Encrypting sensitive data in Spring file

If you want to encrypt passwords, keys and other sensitive information in your file, then you have a nifty solution from an open source encryption library called as Jasypt.

We begin by adding the maven dependency of jasypt-spring-boot-starter to our Spring Boot application. The steps involved in integrating Jasypt into your Spring Boot application is as follows:

1. First using Jasypy and a secret password, created encrypted tokens of all sensitive information.

2. Put this encrypted token in your properties file with the value enclosed with string 'ENC' - e.g. password=ENC(encrypted-token)

3. Retrieve your properties in Spring classes the same old way - e.g. using the @Value annotation or env.getProperty() method.

A good example explaining this is here -  with source code available here.

Friday, November 17, 2017

Changing the hashing algorithm for passwords

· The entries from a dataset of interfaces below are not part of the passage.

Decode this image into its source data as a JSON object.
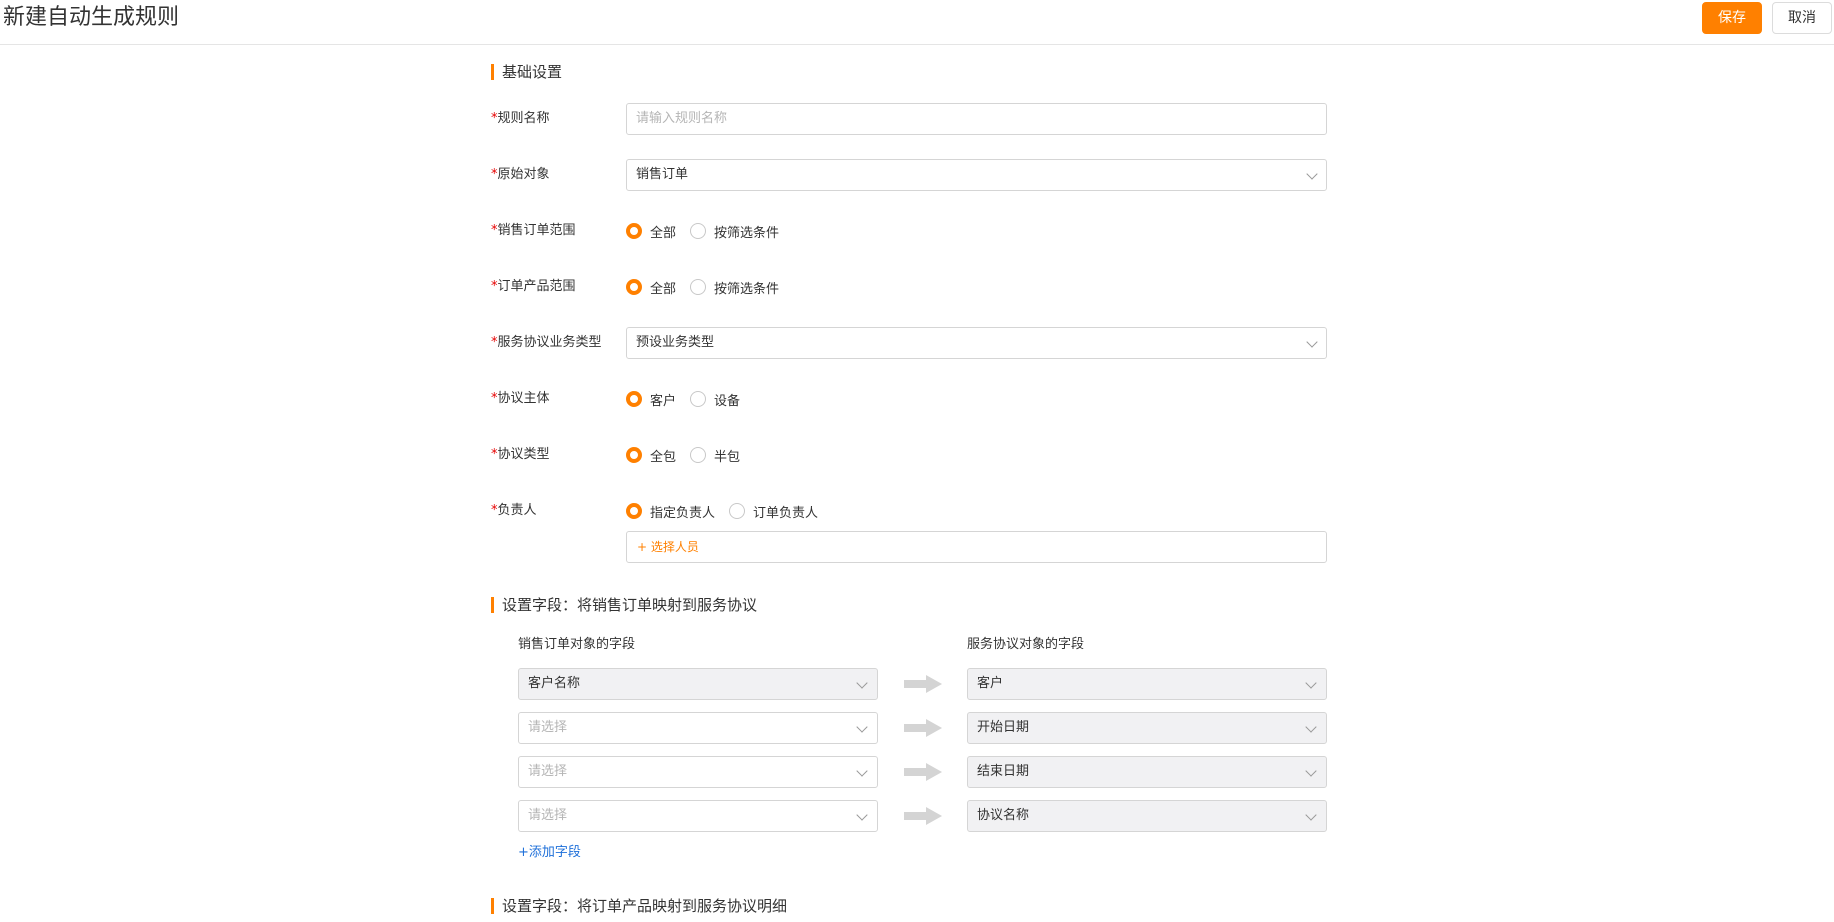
{
  "header": {
    "title": "新建自动生成规则",
    "save_label": "保存",
    "cancel_label": "取消"
  },
  "colors": {
    "accent": "#ff8000",
    "required": "#e60000",
    "link": "#1e6fd9"
  },
  "sections": {
    "basic": "基础设置",
    "map_order": "设置字段：将销售订单映射到服务协议",
    "map_product": "设置字段：将订单产品映射到服务协议明细"
  },
  "form": {
    "required_mark": "*",
    "rule_name": {
      "label": "规则名称",
      "placeholder": "请输入规则名称"
    },
    "source_object": {
      "label": "原始对象",
      "value": "销售订单"
    },
    "order_scope": {
      "label": "销售订单范围",
      "options": [
        "全部",
        "按筛选条件"
      ],
      "selected": "全部"
    },
    "product_scope": {
      "label": "订单产品范围",
      "options": [
        "全部",
        "按筛选条件"
      ],
      "selected": "全部"
    },
    "agreement_business_type": {
      "label": "服务协议业务类型",
      "value": "预设业务类型"
    },
    "agreement_subject": {
      "label": "协议主体",
      "options": [
        "客户",
        "设备"
      ],
      "selected": "客户"
    },
    "agreement_type": {
      "label": "协议类型",
      "options": [
        "全包",
        "半包"
      ],
      "selected": "全包"
    },
    "owner": {
      "label": "负责人",
      "options": [
        "指定负责人",
        "订单负责人"
      ],
      "selected": "指定负责人",
      "select_person": "+ 选择人员"
    }
  },
  "mapping": {
    "left_header": "销售订单对象的字段",
    "right_header": "服务协议对象的字段",
    "rows": [
      {
        "left": "客户名称",
        "left_is_placeholder": false,
        "right": "客户"
      },
      {
        "left": "请选择",
        "left_is_placeholder": true,
        "right": "开始日期"
      },
      {
        "left": "请选择",
        "left_is_placeholder": true,
        "right": "结束日期"
      },
      {
        "left": "请选择",
        "left_is_placeholder": true,
        "right": "协议名称"
      }
    ],
    "add_field": "+添加字段"
  },
  "icons": {
    "dropdown": "chevron-down-icon",
    "map_arrow": "arrow-right-icon"
  }
}
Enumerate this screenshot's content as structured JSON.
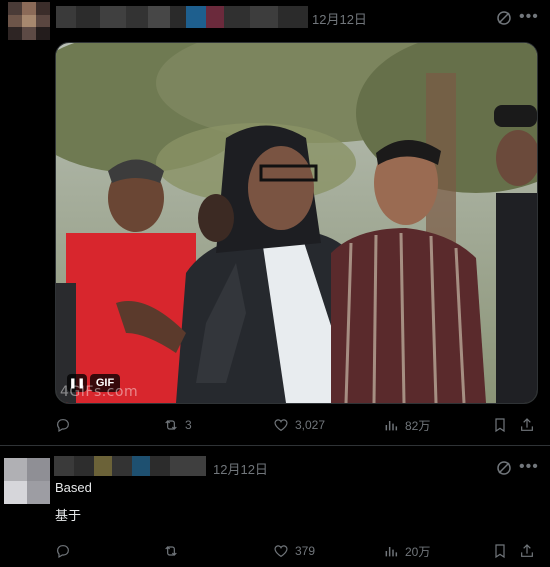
{
  "post": {
    "date": "12月12日",
    "media": {
      "badge": "GIF",
      "watermark": "4GIFs.com"
    },
    "actions": {
      "reposts": "3",
      "likes": "3,027",
      "views": "82万"
    }
  },
  "reply": {
    "date": "12月12日",
    "text_en": "Based",
    "text_zh": "基于",
    "actions": {
      "reposts": "",
      "likes": "379",
      "views": "20万"
    }
  },
  "colors": {
    "muted": "#71767b",
    "text": "#e7e9ea",
    "divider": "#2f3336",
    "bg": "#000000"
  }
}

Recently, one of my teams wanted to update their password hashing algorithm that was in use for more than 2 years. As discussed here, passwords should always be hashed in the database.

If we directly employ the new hashing algorithm, then all users would lose the ability to login with their old passwords and would be forced to change their password.

Hence, we need to follow the following approach:

1. Add a new column to the user table that stores the hashing algorithm name (or version).
2. Set this version to 1 for all old passwords.
3. When the user logs in, first check the hash using the old algorithm. If it is correct, then hash the password using the new algorithm and save the hash.
4. Update the version column to 2.